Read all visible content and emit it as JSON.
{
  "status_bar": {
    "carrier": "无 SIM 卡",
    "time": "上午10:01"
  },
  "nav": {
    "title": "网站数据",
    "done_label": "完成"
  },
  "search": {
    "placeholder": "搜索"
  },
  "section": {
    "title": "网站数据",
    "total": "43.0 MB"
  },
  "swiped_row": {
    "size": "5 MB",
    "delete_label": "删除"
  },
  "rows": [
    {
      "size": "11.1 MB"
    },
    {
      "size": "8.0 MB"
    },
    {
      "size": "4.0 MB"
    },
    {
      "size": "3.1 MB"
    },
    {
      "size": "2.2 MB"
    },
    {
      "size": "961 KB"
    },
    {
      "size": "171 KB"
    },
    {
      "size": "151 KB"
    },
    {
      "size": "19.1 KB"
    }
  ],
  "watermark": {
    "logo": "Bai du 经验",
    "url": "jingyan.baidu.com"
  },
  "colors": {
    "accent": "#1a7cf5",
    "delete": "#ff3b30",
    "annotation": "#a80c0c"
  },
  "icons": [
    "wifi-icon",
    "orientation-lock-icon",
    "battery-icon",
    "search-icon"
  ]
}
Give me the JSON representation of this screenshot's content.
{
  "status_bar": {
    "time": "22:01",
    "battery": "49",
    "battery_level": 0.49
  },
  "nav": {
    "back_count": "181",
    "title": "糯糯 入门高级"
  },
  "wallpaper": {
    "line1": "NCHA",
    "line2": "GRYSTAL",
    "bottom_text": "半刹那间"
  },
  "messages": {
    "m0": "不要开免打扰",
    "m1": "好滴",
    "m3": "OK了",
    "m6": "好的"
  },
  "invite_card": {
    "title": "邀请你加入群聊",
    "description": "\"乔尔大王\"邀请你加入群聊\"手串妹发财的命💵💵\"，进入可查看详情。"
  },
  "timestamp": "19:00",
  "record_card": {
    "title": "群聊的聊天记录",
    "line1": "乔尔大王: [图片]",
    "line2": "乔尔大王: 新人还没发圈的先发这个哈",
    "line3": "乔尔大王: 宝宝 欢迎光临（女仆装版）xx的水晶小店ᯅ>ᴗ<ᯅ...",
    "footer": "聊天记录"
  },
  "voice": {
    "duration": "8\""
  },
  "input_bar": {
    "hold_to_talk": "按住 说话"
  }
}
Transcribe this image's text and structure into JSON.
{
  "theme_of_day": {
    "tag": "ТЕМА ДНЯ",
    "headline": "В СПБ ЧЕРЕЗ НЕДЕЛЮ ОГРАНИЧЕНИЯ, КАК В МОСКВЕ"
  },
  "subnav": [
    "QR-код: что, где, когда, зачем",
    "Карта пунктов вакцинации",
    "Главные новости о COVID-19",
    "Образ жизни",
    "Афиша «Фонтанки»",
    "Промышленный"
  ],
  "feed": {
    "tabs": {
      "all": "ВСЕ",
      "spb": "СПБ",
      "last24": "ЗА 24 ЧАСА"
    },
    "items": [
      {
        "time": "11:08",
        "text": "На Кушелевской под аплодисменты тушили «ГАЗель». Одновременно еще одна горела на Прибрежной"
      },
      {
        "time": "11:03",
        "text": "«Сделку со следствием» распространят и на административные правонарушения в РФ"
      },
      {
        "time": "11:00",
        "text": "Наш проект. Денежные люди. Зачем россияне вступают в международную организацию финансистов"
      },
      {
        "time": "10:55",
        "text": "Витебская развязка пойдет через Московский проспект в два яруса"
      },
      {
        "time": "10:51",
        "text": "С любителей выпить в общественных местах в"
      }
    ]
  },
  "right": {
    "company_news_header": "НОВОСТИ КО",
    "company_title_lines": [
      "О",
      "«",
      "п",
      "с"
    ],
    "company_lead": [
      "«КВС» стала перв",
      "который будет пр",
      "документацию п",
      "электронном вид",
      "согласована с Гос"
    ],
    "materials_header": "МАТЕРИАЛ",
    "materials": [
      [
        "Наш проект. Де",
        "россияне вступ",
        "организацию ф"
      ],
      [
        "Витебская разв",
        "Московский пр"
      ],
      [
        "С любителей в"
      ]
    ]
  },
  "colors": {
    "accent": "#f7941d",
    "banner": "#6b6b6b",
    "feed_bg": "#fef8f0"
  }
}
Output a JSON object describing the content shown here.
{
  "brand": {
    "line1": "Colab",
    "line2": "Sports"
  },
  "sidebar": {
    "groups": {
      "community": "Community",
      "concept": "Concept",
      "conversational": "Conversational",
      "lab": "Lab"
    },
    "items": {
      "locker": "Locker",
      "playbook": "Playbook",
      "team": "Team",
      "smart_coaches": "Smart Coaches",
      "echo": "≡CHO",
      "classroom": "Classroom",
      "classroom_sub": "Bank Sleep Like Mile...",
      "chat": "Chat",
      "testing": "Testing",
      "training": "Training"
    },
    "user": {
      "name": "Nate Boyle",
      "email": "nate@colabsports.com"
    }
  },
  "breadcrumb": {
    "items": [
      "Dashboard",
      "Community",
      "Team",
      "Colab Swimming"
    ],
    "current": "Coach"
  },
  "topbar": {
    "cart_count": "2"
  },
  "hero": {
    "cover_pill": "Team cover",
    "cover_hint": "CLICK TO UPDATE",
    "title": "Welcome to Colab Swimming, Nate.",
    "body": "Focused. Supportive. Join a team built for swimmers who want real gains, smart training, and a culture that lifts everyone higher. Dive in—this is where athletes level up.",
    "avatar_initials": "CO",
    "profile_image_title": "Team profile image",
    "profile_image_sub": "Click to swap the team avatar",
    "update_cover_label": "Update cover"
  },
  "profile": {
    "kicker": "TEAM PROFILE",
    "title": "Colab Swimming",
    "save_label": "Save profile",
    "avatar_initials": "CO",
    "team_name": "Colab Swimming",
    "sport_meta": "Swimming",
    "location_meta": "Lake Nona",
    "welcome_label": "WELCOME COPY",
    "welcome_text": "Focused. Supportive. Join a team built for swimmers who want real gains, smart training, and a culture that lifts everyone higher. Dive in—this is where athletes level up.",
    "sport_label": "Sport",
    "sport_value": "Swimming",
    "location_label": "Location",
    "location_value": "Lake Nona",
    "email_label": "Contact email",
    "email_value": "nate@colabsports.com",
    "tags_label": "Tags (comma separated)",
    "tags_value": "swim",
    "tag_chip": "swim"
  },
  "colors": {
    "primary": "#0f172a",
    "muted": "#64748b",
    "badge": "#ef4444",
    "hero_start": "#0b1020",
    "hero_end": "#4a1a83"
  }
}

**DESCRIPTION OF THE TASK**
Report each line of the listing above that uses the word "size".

**ANSWER TO THE EXERCISE**
    "size": "5 MB",
      "size": "11.1 MB"
      "size": "8.0 MB"
      "size": "4.0 MB"
      "size": "3.1 MB"
      "size": "2.2 MB"
      "size": "961 KB"
      "size": "171 KB"
      "size": "151 KB"
      "size": "19.1 KB"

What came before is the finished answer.